A new study shows retreating glaciers are likely to open up thousands of miles of salmon spawning habitat by the year 2100. While that may sound like the distant future, it’s the blink of an eye in geologic time.
Eran Hood is a biologist who teaches Environmental Science at the University of Alaska Southeast. He co-authored a study that maps where glacier retreat will open up new spawning zones for salmon over the next 75 years. The findings are new, but the process isn’t. It’s already happened right here near the Mendenhall Glacier in Juneau.
“One of the streams here at the glacier … now has spawning salmon. And it didn’t probably 100 years ago. The stream was covered by ice. So this is new habitat that’s opened up since the Mendenhall Glacier has retreated,” Hood said.
Technically, Steep Creek is also covered by ice today, but it’s not glacier ice. There are some patches of dark flowing water where the current resists freezing. Under the snow, salmon eggs are nestled in the gravel of the stream bed.
This is just a small example of what could happen on a much larger scale over the next hundred years, especially in the region between the Alsek and Copper rivers. Deglaciation could increase salmon habitat by nearly 30% in the Gulf of Alaska by 2100.
“We look at the glacier now, and you just think, ‘oh, everything underneath that is sort of barren, unproductive land,’ which is true when the glacier recedes … but in the longer term, it can develop into productive habitat,” Hood said.
The study looks at the ecosystems in terms of salmon, but there are other opportunities in the newly revealed earth.
“There are competing interests in some of these landscapes that are being opened up by glacier recession,” Hood said. “And one of those interests might be the development of minerals.”
Jonathan Moore, a Simon Fraser University professor and another author of the study, says mining interests in the transboundary region of northern British Columbia see potential in underground minerals currently buried by glaciers.
“Groups are staking claims on recently deglaciated areas. And then also, you know, preemptively in some cases,” Moore said.
That is, companies are staking claims on glacier-covered land with the knowledge that the melting glacier might reveal mineral-rich earth. In Alaska, mining interests have staked claims on new territory that was under the Herbert Glacier. And earlier this year, the U.S. Forest Service made moves to protect it from happening at the Mendenhall.
Moore says the paper shows areas where salmon and mining may jostle for space.
“There are these brand new rivers that are being created. And I think, you know, we have a bit of a decision in front of us in terms of what happens to those, you know, newborn nascent ecosystems and one option is to think about their potential value for salmon and steward them accordingly,” he said.
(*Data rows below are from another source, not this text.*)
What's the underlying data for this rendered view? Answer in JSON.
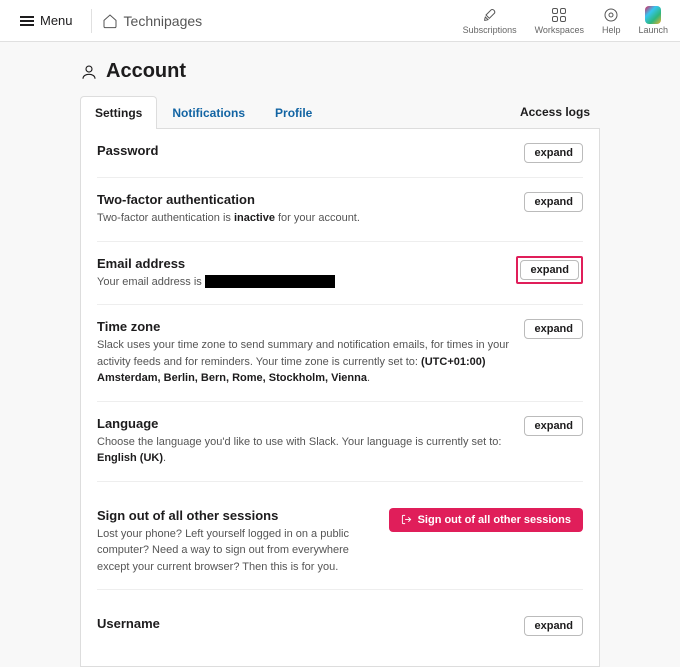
{
  "topbar": {
    "menu_label": "Menu",
    "brand": "Technipages",
    "items": [
      {
        "label": "Subscriptions"
      },
      {
        "label": "Workspaces"
      },
      {
        "label": "Help"
      },
      {
        "label": "Launch"
      }
    ]
  },
  "page": {
    "title": "Account"
  },
  "tabs": [
    {
      "label": "Settings",
      "active": true
    },
    {
      "label": "Notifications",
      "active": false
    },
    {
      "label": "Profile",
      "active": false
    }
  ],
  "tabs_right": "Access logs",
  "sections": {
    "password": {
      "title": "Password",
      "expand": "expand"
    },
    "twofa": {
      "title": "Two-factor authentication",
      "desc_pre": "Two-factor authentication is ",
      "desc_bold": "inactive",
      "desc_post": " for your account.",
      "expand": "expand"
    },
    "email": {
      "title": "Email address",
      "desc_pre": "Your email address is ",
      "expand": "expand"
    },
    "timezone": {
      "title": "Time zone",
      "desc_pre": "Slack uses your time zone to send summary and notification emails, for times in your activity feeds and for reminders. Your time zone is currently set to: ",
      "desc_bold": "(UTC+01:00) Amsterdam, Berlin, Bern, Rome, Stockholm, Vienna",
      "desc_post": ".",
      "expand": "expand"
    },
    "language": {
      "title": "Language",
      "desc_pre": "Choose the language you'd like to use with Slack. Your language is currently set to: ",
      "desc_bold": "English (UK)",
      "desc_post": ".",
      "expand": "expand"
    },
    "signout": {
      "title": "Sign out of all other sessions",
      "desc": "Lost your phone? Left yourself logged in on a public computer? Need a way to sign out from everywhere except your current browser? Then this is for you.",
      "button": "Sign out of all other sessions"
    },
    "username": {
      "title": "Username",
      "expand": "expand"
    }
  }
}
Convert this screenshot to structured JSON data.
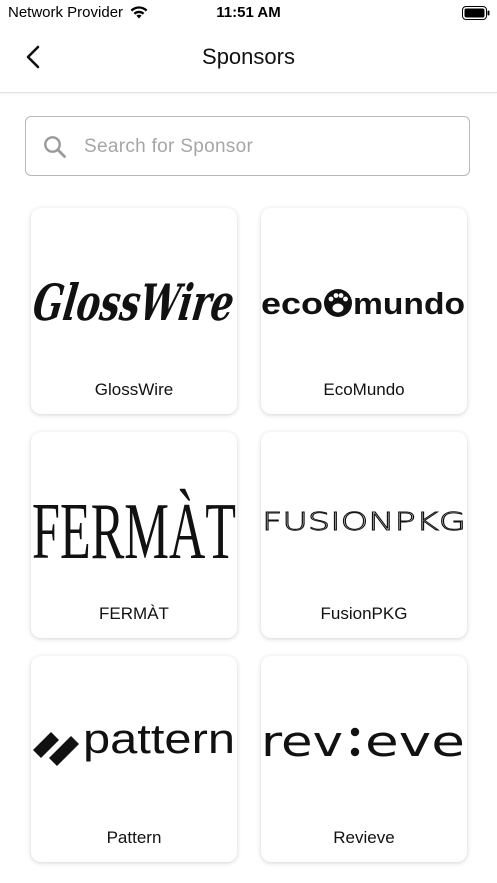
{
  "status_bar": {
    "carrier": "Network Provider",
    "time": "11:51 AM"
  },
  "nav": {
    "title": "Sponsors"
  },
  "search": {
    "placeholder": "Search for Sponsor",
    "value": ""
  },
  "sponsors": [
    {
      "name": "GlossWire",
      "logo_text": "GlossWire"
    },
    {
      "name": "EcoMundo",
      "logo_text_left": "eco",
      "logo_text_right": "mundo"
    },
    {
      "name": "FERMÀT",
      "logo_text": "FERMÀT"
    },
    {
      "name": "FusionPKG",
      "logo_text": "FUSIONPKG"
    },
    {
      "name": "Pattern",
      "logo_text": "pattern"
    },
    {
      "name": "Revieve",
      "logo_text_left": "rev",
      "logo_text_right": "eve"
    }
  ]
}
Hood says glaciers — and the way they retreat — have a tremendous impact in Southeast Alaska. Even here, at this relatively small salmon stream.
“This is obviously an important population for tourism much more than a fishery because this is probably the most common place that people come to view salmon,” Hood said.
In 30 years, tourists who stand at the window of the Mendenhall Glacier Visitor Center probably won’t be able to see the glacier. But if they stand by this stream, they’re likely to see salmon and bears in the ecosystem the glacier left behind.